The Tigers have as many as a half-dozen role players who could make the early leap to the NFL: receivers Odell Beckham Jr. and Jarvis Landry, defensive tackles Ego Ferguson and Anthony Johnson and draft-eligible sophomores left tackle La’el Collins and running back Jeremy Hill.
Players this week did not reveal their intentions, though many said they have discussed the impending decisions with family members and have requested an opinion from the NFL Advisory Board.
Underclassmen must declare by Jan. 15.
The Tigers lost 11 underclassmen, counting booted defensive back Tyrann Mathieu, last season to the draft. It’s believed to be the most ever.
For Ferentz and Iowa, things are different.
In fact, Iowa left tackle Brandon Scherff, projected by some as a first-round pick, has already announced that he’ll return for his senior year.
Scherff follows a long line of Hawkeyes to do the same.
In Ferentz’s 15 years at Iowa, just five underclassmen have left early for the NFL draft. They include tight end Dallas Clark, running back Shonn Greene, safety Tyler Sash and offensive tackles Bryan Bulaga and Riley Reiff.
LSU lost five combined in 2011 and 2012 before the last season’s mass exodus.
While Miles admitted his method doesn’t necessarily work, “it’s really their decision,” the coach said.
How does Ferentz keep his guys? It’s getting tougher, he said, with agent types swooping in.
“A lot of people on the outside (are) working proactively to endear themselves with prospects without a stake in the game,” Ferentz said, as Miles nodded his head.
Ferentz well aware of Jennings
Miles didn’t have to defend his expected starting quarterback, true freshman Anthony Jennings, when a reporter asked if Jennings could call anything more than a QB sneak.
Ferentz did it for him.
“That was not a sneak, that one that went for a touchdown against Arkansas,” the Iowa coach said referencing Jennings’ 49-yard game-winning touchdown pass in the regular-season finale.
Ferentz said Jennings is “a wild card” for his defense, but that doesn’t mean they don’t know of his ability from watching that 99-yard game-winning march against the Razorbacks.
“I can imagine that they studied that last drive pretty good,” Miles said as Ferentz nodded beside him.
Jennings had 12 bowl practices and nearly a month’s time to prepare for the game.
Said Ferentz: “My preference was to have three days to get ready, not three weeks.”
No change in O, Miles again says
Miles continues to insist that his team’s offense, built somewhat around passing this year, won’t change with a more mobile quarterback under center.
“There’s some things you can’t do to an offense.

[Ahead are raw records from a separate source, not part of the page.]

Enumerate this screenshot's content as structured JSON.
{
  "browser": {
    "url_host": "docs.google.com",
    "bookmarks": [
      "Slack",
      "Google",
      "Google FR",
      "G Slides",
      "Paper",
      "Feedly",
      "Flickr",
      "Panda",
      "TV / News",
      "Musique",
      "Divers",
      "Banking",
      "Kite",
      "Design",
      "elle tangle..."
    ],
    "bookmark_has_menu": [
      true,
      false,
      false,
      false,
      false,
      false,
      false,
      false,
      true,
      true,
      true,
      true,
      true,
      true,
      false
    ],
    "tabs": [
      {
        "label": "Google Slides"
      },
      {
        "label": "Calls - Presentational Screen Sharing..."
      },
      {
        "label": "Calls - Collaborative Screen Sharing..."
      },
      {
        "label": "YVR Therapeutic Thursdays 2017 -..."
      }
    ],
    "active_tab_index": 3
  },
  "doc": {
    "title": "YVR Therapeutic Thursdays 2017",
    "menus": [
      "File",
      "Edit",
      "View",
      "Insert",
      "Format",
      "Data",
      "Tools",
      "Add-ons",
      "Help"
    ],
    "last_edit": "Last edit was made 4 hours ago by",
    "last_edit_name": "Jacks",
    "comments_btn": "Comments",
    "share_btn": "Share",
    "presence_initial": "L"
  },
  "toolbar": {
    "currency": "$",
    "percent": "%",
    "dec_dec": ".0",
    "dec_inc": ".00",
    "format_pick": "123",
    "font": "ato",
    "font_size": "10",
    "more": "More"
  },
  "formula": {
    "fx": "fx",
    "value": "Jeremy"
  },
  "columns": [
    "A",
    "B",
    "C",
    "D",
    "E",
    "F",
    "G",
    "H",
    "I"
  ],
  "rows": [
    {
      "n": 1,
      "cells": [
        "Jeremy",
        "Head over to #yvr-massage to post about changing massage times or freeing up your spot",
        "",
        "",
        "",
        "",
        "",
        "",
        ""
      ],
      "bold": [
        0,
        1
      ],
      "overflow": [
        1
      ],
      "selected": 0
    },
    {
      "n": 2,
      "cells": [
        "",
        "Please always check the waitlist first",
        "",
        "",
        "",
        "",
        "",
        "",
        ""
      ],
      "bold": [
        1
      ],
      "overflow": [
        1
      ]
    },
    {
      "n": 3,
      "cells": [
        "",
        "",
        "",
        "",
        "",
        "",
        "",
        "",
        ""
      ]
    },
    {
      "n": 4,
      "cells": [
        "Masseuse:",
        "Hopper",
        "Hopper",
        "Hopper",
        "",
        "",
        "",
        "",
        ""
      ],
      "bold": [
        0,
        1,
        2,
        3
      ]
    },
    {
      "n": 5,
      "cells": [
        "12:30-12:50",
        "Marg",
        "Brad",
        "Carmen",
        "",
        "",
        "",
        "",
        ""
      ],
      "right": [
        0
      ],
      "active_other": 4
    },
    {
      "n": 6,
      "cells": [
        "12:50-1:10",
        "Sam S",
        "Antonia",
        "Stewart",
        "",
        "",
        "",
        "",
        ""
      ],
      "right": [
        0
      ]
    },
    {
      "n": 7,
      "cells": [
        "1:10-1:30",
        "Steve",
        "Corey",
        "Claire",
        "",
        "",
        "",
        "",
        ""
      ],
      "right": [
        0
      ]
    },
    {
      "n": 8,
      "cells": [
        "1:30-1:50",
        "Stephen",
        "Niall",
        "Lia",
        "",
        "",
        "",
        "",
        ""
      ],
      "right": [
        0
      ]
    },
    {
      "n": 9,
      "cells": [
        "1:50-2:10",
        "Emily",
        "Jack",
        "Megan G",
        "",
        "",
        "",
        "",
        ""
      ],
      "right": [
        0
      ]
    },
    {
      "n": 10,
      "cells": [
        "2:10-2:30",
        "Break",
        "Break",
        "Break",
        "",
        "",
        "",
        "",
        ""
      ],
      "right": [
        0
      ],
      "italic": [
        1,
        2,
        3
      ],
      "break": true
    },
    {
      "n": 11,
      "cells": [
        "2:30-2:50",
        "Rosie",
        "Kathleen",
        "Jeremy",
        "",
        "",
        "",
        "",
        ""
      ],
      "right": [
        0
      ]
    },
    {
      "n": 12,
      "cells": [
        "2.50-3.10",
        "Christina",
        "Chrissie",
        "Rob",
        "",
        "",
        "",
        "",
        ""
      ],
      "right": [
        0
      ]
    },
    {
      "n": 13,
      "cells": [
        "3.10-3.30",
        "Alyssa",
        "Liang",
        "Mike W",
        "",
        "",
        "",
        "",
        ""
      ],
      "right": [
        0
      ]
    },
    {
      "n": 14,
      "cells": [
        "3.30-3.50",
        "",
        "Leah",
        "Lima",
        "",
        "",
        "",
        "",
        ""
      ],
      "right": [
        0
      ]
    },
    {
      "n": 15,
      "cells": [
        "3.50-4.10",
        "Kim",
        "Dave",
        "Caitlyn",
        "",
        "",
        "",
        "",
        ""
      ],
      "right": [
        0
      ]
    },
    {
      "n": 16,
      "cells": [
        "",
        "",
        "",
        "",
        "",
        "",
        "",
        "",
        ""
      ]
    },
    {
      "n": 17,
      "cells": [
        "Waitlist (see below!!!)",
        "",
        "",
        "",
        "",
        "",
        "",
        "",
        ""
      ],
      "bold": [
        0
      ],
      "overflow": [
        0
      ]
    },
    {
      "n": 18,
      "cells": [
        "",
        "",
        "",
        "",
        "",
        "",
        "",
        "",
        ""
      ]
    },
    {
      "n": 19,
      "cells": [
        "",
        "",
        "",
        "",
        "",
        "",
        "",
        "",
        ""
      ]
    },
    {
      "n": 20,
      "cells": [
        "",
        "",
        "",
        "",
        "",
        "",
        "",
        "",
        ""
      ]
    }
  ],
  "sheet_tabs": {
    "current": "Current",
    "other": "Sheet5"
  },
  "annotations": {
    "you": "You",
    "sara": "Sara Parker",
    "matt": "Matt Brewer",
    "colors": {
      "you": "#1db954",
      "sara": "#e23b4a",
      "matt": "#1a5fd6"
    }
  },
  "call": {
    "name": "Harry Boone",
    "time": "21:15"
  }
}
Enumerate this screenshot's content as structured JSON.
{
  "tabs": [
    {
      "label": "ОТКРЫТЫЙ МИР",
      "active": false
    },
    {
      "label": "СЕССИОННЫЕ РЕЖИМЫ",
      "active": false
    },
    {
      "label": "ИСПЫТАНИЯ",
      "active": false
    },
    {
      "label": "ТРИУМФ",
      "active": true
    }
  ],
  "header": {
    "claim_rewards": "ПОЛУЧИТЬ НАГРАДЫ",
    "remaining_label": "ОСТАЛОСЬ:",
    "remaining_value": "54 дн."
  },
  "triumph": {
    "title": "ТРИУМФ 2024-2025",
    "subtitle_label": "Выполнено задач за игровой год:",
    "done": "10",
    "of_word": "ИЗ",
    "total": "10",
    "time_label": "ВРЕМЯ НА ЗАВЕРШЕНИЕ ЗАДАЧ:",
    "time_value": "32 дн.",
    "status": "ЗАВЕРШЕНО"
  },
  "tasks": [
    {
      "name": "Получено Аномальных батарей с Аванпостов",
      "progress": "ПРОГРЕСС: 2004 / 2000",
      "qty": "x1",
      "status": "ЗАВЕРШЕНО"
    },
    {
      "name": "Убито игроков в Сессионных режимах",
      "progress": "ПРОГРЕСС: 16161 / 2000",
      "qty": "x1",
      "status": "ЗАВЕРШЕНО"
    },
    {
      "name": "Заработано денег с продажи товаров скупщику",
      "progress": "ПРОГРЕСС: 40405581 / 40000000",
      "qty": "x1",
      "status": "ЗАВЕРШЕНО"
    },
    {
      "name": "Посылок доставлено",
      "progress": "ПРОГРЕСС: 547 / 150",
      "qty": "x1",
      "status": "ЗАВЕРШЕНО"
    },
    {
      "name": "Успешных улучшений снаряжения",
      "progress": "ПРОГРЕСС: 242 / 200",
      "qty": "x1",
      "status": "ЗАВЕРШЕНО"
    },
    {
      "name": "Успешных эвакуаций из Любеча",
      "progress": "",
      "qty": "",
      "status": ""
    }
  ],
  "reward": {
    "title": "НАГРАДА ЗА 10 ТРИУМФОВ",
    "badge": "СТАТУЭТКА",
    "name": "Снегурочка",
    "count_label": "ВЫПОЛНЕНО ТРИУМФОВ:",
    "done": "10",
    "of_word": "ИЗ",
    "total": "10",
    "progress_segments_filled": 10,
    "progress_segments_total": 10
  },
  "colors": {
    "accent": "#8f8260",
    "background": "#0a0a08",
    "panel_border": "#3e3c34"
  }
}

You expect those receivers (Landry and Beckham) to get a certain amount of touches,” Miles said. “If you spend your time teaching one style of football and go to the next and divorce yourself from that … you dull things you’ve been doing all year.”
Ferentz said he doesn’t expect the Tigers to change their scheme either. OK, maybe some.
“I don’t expect a wholesale change,” he said, “but I expect a wrinkle or two. I don’t think they’re going to take those receivers out of the game. It’d be OK if they choose to.”
Iowa supporting farmers
Fans watching Wednesday’s Outback Bowl will likely notice a large gold sticker with the letters “ANF” above the Hawkeyes logo on the right side of the Iowa helmets.
The letters are short for “America Needs Farmers,” a program of the Iowa Farm Bureau Federation. The Hawkeyes started wearing the stickers on their helmets under former coach Hayden Fry and brought them back a couple of years ago.
Ferentz took what some might think was a veiled shot at football teams who continue to change jerseys and helmets, a trend these days. LSU and Iowa are two schools that have not jumped on the bandwagon. “I like helmets you can recognize,” Ferentz said. … Ferentz was asked several questions about the talent-loaded and successful SEC. He said “you’d have to be blind” not to realize the high level of coaching and talent in the league. Miles, unprompted, jumped in to praise the Big Ten: “The conference is tremendously competitive. The Big Ten Conference is every bit of capable as any conference in America.”
Advocate sportswriter Scott Rabalais contributed to this report.